EWG's Tap Water Database



Clearwater Water System

Nitrate, a fertilizer chemical, frequently contaminates drinking water due to agricultural and urban runoff, and discharges from municipal wastewater treatment plants and septic tanks. Excessive nitrate in water can cause oxygen deprivation in infants and increase the risk of cancer. Click here to read more about nitrate.





Samples exceeding legal limit (MCL)


Samples exceeding
health guidelines

Testing results - average by year

YearAverage resultSamples takenDetectionsRange of results
20100.0940 ppm330.0320 ppm - 0.130 ppm
20110.0900 ppm330.0300 ppm - 0.160 ppm
20120.0800 ppm330.0300 ppm - 0.130 ppm
20130.1000 ppm330.0400 ppm - 0.160 ppm
20140.130 ppm110.130 ppm
20150.0800 ppm330.0300 ppm - 0.140 ppm

ppm = parts per million.

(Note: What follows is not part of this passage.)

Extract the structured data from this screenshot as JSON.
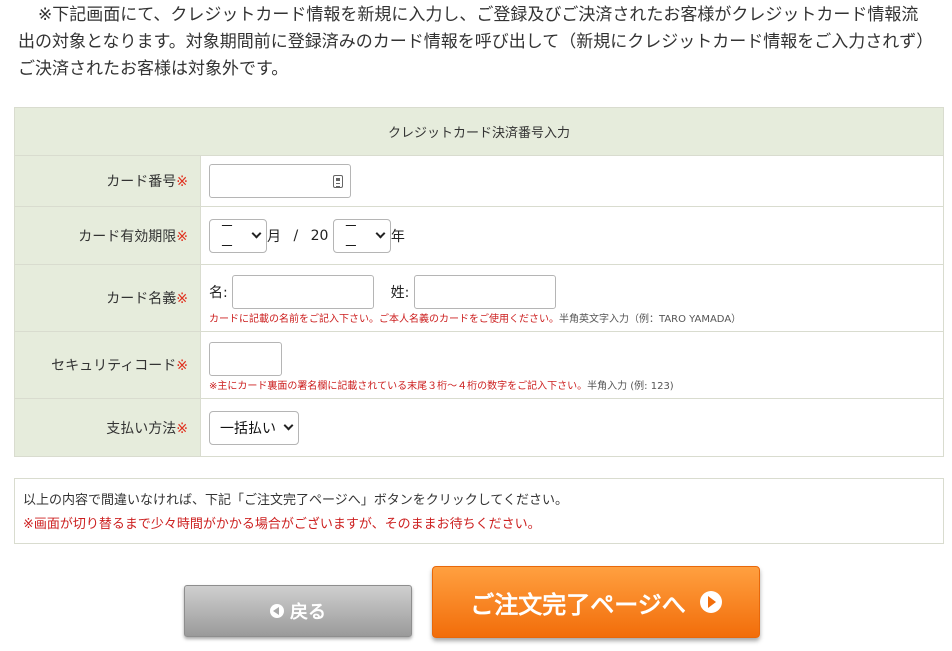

State and national drinking water standards and health guidelines

Health Guideline 5 ppm

The health guideline of 5 ppm for nitrate was defined by EWG based on studies by scientists at the National Cancer Institute and other independent researchers. This health guideline protects against cancer and harm to fetal growth and development.

ppm = parts per million.

EPA Maximum Contaminant
Level (MCL) 10 ppm

The enforceable federal standard that defines the highest level of a contaminant allowed in drinking water.

ppm = parts per million.

EPA Maximum Contaminant
Level Goal (MCLG)10 ppm

A non-enforceable federal health guideline. For cancer-causing chemicals, these health goals are typically set to zero.

ppm = parts per million.

All test results

Date Result
2010-02-100.130 ppm
2010-02-100.0320 ppm
2010-02-110.120 ppm
2011-02-160.160 ppm
2011-02-160.0300 ppm
2011-02-160.0800 ppm
2012-02-100.0300 ppm
2012-02-100.130 ppm
2012-02-100.0800 ppm
2013-02-010.160 ppm
2013-02-010.1000 ppm
2013-02-010.0400 ppm
2014-02-130.130 ppm
2015-01-130.0700 ppm
2015-01-130.0300 ppm
2015-05-070.140 ppm